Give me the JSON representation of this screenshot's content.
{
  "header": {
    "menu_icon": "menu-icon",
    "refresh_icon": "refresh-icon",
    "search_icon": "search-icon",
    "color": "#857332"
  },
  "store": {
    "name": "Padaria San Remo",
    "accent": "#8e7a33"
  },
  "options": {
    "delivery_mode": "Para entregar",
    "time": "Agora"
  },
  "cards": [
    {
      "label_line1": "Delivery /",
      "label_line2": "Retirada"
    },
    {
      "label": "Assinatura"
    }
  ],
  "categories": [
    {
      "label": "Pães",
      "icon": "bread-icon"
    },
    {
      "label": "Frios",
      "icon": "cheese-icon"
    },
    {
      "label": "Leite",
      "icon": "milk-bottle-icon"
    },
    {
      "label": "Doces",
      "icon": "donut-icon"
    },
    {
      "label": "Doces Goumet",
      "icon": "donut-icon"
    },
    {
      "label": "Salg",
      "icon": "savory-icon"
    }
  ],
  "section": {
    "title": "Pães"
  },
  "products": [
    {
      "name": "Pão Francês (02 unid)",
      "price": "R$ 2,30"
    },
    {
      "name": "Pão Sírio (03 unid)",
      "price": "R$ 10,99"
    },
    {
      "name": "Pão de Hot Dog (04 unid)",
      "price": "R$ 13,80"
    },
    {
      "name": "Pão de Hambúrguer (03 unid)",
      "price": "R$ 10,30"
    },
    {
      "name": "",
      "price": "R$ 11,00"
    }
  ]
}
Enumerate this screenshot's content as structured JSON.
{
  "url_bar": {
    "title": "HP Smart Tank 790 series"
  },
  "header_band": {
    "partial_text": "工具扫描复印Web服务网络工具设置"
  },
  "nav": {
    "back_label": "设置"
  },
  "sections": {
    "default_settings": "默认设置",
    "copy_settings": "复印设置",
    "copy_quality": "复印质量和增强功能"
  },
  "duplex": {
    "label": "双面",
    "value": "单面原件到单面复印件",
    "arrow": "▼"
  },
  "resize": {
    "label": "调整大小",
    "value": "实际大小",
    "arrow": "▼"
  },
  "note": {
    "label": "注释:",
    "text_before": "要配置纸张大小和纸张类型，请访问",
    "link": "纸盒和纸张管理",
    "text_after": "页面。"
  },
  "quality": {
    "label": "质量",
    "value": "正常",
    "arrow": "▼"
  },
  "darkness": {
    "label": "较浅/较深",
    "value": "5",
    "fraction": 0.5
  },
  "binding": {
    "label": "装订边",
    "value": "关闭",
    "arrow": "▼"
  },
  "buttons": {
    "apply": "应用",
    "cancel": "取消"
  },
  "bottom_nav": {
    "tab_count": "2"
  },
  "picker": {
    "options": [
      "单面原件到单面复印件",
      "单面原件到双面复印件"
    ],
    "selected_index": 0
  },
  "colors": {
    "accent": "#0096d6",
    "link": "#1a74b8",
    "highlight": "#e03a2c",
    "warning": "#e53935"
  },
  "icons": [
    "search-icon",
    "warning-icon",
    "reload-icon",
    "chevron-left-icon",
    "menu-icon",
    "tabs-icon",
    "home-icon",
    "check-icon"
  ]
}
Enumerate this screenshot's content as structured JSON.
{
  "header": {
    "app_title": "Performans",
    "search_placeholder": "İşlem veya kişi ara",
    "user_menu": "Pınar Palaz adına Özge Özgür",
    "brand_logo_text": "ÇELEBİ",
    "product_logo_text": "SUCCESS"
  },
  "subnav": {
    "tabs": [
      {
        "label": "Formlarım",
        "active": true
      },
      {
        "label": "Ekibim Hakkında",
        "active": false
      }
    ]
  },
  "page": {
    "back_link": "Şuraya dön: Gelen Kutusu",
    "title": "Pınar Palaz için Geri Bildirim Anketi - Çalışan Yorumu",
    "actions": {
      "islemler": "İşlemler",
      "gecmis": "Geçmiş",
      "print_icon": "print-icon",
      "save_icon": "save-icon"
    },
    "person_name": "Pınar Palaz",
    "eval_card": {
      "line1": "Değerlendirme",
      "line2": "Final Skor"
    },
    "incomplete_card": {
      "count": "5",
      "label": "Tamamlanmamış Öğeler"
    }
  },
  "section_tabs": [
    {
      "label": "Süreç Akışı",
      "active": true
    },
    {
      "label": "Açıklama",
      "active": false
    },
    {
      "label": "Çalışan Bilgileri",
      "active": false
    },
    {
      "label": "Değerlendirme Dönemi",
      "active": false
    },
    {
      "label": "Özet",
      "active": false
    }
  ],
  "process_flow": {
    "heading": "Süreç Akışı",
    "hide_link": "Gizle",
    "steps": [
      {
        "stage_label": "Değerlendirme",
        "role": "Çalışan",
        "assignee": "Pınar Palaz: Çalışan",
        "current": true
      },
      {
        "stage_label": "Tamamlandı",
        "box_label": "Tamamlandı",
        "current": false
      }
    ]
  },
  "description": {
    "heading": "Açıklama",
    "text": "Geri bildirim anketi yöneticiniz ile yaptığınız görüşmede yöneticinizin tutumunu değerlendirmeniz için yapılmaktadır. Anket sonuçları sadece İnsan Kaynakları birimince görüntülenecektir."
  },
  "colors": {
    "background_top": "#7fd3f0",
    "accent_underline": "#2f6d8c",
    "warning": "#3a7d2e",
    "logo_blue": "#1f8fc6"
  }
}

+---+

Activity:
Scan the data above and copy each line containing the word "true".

Task solution:
        "active": true
      "active": true
        "current": true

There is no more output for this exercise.